However, within our surviving folklore, the distinction between the elf-arrow and the dian-stane has blurred. In some cases the object known as an elf-arrow - usually a prehistoric flint arrowhead, axe or knife - has also come to be referred to as a dian-stane.

The thunderstone - divine protector

For the origin of Orkney's dian-stane traditions we must turn to the root of the name itself, which is simply a corruption of the Norse term dynestein, meaning thunderstone.

These thunderstones are found throughout Scandinavian folklore and tradition. They were generally quartz, or quartz-like, stones, pebbles, crystals or even flints - usually uncovered in fields when ploughing.

The dynesteins were thought to fall from the sky during thunderstorms - missiles hurled by the pagan god Thor to to keep the wandering trolls under control. If a thunderstone struck a troll foolish enough to be out in a thunderstorm, instant death followed.
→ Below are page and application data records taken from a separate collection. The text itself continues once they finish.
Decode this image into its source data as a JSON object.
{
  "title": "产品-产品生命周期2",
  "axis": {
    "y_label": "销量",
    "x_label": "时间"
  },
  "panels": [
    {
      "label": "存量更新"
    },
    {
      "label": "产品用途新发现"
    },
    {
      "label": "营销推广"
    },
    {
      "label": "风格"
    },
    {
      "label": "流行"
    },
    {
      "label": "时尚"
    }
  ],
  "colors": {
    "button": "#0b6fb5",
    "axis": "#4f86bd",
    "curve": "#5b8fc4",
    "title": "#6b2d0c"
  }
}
According to Norwegian folklore, were it not for Thor's missiles, the trolls would have spread across the earth like a plague.

The Orcadian version of the these thunderstones inevitably offered protection against trows - loosely an Orcadian variant of the troll - and so it was common for them to be built into the walls of houses or outbuildings.

Incorporating a dian-stane into a building not only ensured that the trows left a farmstead alone, but was also thought to protect the structure from lightning.

This protection from lightning is also recorded in Switzerland. There, during a storm, the thunderstone was tied to string and swung three times around the owner's head before being thrown at the door of his house.

Luckystones - shadows of their former selves

Over time, these powerful charmed stones became regarded as nothing more than lucky talismans.

As the centuries passed, the potency of the dian-stanes decreased until, by the time of my childhood, they were simply referred to as "luckystones" or "luck stones".

To carry such a pebble was thought to bring the bearer good luck - but only after spitting on them and polishing the surface. As a boy, numerous "luckystones" lay throughout the house, carried indoors whenever we found one.

The holed talisman - a sun symbol?

Inextricably tied up with the lore of the thunderstones are the ancient customs involving a separate class of protective stone - those that were holed or perforated.

In a paper describing old Orkney farming customs, the writer Ernest Marwick had no doubts that the dian-stane was round, flat and holed. These holed stones were an integral part of spring's most important task - ploughing the fields.

Before the introduction of the mechanical tractor, the dian-stane was strung, with strands of horsehair, from the body of the horse or ox-drawn plough.

Then, while ploughing, the ploughman ensured that at the end of each furrow, when he turned to start another, the stone was moved to the other side of the plough. This ensured the stone always faced the sun.

Once ploughing was complete, the dian-stane was hung from a nail in the dwellinghouse - always in a position that ensured it was bathed in sunlight.

The reasoning behind this tradition is not certain but Ernest Marwick was convinced that the round stone represented the sun and symbolically ensured warmth returned to the cold earth.

Is was also known for the crofter to use the dian-stane when venturing to sea on fishing trips. In these cases, the stone was taken from its resting place and worn around the neck.

From accounts detailing customs surrounding these other holed stones, there is perhaps another common link - the horse. For some reason the holed stones were thought to be particularly effective at protecting horses and therefore hung in or outside stables.

Although we have no surviving records connecting dian-stanes directly - or exclusively - to horses, there seems to have been a definite link. As we have seen, the stone had to be fastened to the plough with strands of horsehair.